Robberies and aggravated battery incidents reported on the CTA in 2012 were down by 21 percent and nearly 12 percent respectively compared to 2011, the CTA reports.The total reduction for those violent crimes was 19 percent.
On the down side, thefts were up almost 16 percent over 2011, "much of that attributable to thefts of cell phones and other electronic devices."
With this news release, the CTA took the opportunity to remind us of steps it has taken to improve safety:
Over the past year, CTA and Chicago Police Department have taken other steps to enhance bus and rail system security, including:
- Continued implementation of Rail Saturation Missions by CPD’s Public Transportation Section.

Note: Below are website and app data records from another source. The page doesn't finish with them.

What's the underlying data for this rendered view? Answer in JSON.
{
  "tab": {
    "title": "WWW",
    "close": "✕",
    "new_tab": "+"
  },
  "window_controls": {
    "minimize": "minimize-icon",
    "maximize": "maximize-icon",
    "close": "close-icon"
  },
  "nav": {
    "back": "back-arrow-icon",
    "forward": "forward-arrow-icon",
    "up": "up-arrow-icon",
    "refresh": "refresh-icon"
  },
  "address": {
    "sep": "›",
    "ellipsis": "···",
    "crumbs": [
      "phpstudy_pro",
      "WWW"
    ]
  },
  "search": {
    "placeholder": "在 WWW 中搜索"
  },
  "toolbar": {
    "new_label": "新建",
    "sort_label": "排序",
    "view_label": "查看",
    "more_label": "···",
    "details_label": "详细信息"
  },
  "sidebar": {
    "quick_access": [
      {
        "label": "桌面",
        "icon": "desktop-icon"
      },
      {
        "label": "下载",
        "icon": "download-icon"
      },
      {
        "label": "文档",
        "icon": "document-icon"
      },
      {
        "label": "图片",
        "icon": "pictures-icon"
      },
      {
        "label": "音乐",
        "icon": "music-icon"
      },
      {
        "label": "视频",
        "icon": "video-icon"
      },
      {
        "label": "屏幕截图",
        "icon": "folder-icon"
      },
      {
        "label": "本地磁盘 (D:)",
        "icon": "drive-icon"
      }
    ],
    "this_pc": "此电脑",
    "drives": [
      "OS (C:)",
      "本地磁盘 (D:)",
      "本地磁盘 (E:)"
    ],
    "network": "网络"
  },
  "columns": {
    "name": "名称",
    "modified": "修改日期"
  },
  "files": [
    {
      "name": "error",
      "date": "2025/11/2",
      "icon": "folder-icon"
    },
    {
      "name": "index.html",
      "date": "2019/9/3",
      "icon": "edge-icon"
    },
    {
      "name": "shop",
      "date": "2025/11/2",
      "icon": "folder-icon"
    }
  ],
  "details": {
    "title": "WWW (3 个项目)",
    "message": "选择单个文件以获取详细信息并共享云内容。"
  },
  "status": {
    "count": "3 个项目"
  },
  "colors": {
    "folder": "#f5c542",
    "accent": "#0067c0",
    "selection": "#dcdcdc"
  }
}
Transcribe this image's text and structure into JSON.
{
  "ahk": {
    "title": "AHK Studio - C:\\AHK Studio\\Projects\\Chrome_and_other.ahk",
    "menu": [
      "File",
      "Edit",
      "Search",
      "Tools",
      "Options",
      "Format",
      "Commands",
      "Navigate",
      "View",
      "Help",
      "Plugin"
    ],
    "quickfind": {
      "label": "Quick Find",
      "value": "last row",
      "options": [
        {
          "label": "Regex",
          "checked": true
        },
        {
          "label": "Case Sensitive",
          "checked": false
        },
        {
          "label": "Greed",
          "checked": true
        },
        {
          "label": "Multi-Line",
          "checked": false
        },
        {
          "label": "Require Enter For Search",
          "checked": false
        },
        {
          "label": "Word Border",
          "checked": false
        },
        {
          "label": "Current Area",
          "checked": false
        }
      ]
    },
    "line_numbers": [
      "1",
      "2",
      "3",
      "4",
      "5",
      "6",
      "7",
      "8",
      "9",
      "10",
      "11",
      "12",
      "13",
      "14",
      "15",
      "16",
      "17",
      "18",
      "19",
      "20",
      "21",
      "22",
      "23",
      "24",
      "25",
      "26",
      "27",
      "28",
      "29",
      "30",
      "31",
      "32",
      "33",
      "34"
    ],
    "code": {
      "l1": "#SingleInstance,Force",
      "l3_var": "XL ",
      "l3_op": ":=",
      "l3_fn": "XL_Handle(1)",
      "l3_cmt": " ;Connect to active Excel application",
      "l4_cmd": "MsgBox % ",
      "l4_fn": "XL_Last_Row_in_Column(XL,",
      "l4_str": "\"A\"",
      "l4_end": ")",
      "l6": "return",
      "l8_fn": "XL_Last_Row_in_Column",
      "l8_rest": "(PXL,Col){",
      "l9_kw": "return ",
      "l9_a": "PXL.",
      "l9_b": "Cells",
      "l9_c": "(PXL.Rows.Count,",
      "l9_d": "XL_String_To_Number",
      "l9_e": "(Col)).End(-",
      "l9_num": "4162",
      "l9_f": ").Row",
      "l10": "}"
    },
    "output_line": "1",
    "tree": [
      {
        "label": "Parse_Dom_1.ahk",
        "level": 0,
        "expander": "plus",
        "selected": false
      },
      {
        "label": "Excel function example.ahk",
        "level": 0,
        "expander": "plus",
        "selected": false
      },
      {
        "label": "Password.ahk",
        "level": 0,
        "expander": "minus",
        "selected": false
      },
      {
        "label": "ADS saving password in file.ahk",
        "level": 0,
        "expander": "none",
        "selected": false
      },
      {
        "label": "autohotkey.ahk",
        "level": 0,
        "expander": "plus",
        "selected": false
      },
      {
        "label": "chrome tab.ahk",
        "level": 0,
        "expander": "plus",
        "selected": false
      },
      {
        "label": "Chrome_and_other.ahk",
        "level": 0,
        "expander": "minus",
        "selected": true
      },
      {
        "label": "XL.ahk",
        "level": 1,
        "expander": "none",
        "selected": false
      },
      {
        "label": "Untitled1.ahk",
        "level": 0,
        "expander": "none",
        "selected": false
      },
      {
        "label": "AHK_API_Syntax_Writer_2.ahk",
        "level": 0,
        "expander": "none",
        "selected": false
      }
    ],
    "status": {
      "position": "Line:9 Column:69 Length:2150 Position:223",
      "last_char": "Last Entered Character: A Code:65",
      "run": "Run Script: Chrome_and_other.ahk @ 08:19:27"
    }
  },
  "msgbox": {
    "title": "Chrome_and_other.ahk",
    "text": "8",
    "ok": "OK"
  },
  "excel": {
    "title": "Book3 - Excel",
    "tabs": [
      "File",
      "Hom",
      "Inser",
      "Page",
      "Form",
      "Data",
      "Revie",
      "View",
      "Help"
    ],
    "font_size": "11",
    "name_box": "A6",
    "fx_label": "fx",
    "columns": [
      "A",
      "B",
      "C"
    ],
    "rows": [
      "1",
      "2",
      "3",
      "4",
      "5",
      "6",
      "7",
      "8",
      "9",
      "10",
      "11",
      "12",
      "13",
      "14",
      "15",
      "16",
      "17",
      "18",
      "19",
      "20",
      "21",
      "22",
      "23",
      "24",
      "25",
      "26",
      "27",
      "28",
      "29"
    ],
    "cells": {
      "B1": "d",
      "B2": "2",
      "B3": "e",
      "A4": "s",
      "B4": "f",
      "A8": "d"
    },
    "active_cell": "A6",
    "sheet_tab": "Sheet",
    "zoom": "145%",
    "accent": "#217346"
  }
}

- Assignment of CPD detectives responsible for CTA video enforcement and deterrence initiatives.
- Doubling the size of the CTA Security Department by filling previously vacant, budgeted positions and creating three new positions, which include two former detectives and two security specialists.
- The restructuring of CTA’s Security Department to adopt a regional approach to policing, which mirrors the structure of CPD and will allow security staff to become more familiar with their assigned locations and work in conjunction with CPD detectives assigned in each region.
- Creation of a new, modern video surveillance room 12 times larger than the previous facility, featuring nearly three dozen displays for CTA security personnel and assigned police detectives to review video from buses and trains and access live, real-time feeds from rail system cameras.
Combined, these new initiatives will allow for improved video surveillance, quicker response and greater efficiency of resources among CTA and CPD personnel responsible for investigating crimes, mining evidence and intelligence provided by CTA’s camera network, analyzing criminal trends and patterns and conducting real-time remote surveillance missions.
Interestingly, in the same new release the CTA refuted a Sun-Times story that reported crime at CTA rail stations rose 21 percent in 2102. The release says the Sun-Times story "fails to provide context to those numbers. . . . For example, the most common rail station crime—fare evasion—was up 41 percent, contributing to much of the overall increase."
“We are committed to addressing fare evasion as part of our strategy to aggressively prevent would-be offenders from committing more serious crimes,” said Police Superintendent Garry McCarthy.
Additionally, the crime stats include offenses of all varieties, from vandalism to theft of CTA signs to trespassing—crimes that don’t directly impact the safety and security of CTA customers.